My mum only wore makeup if she wanted to, only shaved if she wanted to, only dressed up if she wanted to, only smiled if she wanted to. Most of the time she didn’t want to - except the smiling, she had a lot to smile about - and that was okay.

It didn’t matter. Not to her, not to me, not to my dad, not to anyone else. Imagine just being yourself and that’s okay? Turns out, it’s a thing! She had her insecurities, but I only discovered this from a diary entry in 1985 that said ‘I feel fat today’. The next day - she’d smashed a job interview. The day after - she was excited because she’d painted the lounge. And she didn’t feel fat enough again in 1985 to diarise it. 

Aside from all of this, she took my ridiculous teenage, life defining insecurities in her stride.

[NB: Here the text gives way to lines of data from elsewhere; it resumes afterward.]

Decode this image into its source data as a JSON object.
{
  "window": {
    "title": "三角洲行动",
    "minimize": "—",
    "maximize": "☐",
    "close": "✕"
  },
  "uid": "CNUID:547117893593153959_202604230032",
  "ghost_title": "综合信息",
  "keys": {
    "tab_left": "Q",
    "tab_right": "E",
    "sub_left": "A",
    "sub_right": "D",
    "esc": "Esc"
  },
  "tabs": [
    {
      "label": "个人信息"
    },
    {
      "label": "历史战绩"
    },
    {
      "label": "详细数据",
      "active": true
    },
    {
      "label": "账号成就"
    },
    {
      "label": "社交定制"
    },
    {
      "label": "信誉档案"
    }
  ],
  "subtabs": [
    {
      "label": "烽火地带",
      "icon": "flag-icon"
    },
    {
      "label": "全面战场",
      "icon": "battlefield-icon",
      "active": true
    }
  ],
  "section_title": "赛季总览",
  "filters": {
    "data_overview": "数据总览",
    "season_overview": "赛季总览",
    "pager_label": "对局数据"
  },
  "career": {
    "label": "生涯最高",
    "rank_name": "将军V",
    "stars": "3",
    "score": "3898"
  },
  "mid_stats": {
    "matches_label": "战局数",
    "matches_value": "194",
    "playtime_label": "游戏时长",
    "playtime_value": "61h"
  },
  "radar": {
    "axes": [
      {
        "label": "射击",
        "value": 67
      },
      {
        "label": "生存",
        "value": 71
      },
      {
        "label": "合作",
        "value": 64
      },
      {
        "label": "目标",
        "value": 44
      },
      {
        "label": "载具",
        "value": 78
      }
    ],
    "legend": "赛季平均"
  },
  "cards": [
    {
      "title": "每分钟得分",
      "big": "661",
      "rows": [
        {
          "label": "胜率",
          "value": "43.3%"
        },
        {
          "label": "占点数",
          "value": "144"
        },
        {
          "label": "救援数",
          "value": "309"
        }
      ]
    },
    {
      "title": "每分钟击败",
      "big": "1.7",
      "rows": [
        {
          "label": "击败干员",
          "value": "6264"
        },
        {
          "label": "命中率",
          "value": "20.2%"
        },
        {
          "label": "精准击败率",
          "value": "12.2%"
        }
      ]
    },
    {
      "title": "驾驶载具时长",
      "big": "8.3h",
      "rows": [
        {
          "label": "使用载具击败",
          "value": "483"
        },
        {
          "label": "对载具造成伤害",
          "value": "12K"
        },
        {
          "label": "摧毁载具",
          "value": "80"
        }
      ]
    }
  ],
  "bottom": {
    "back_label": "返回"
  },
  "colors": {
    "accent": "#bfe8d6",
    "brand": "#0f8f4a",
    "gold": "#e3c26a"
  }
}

She let me wear makeup, shave, dress up and all the rest of it. She didn’t make a big fuss of it, it was okay to be me. She knew that wouldn’t be forever, and I know she wished that she’d get to see that weight lift from me as I got older. She didn’t get to see that. But she’s the sole reason that I can sit here now, 10 years on, and say that I’ve achieved what I always wanted. I feel more my mum now than I’ve ever felt.

My mum left a mark on me that I never even realised until a year ago, she was an ugly girl. Being an ugly girl is one of the most important and definitive things about me. 

When Hillary came to me a year ago with our manifesto, everything clicked. This is how the feminist movement represents me. This is where I see inequality in our society, this is the solution that I want to bring to the table. When we talk about my mum we very rarely comment on her appearance. Beauty is a given, but she brought so much more than that to the world. Yes, we may only cover a very small part of what it is to be a female. But it’s allowed me to reconnect with a woman I was scared to lose, and allowed me to connect with women I’d never have met. I feel empowered. This is exactly why feminism is important, I haven’t felt alone since we started. 

Equality for EVERYONE starts from within and radiates outwards. Alyson Barbara Leverton left the greatest of legacies. Command Your Space. 

 

Alice Leverton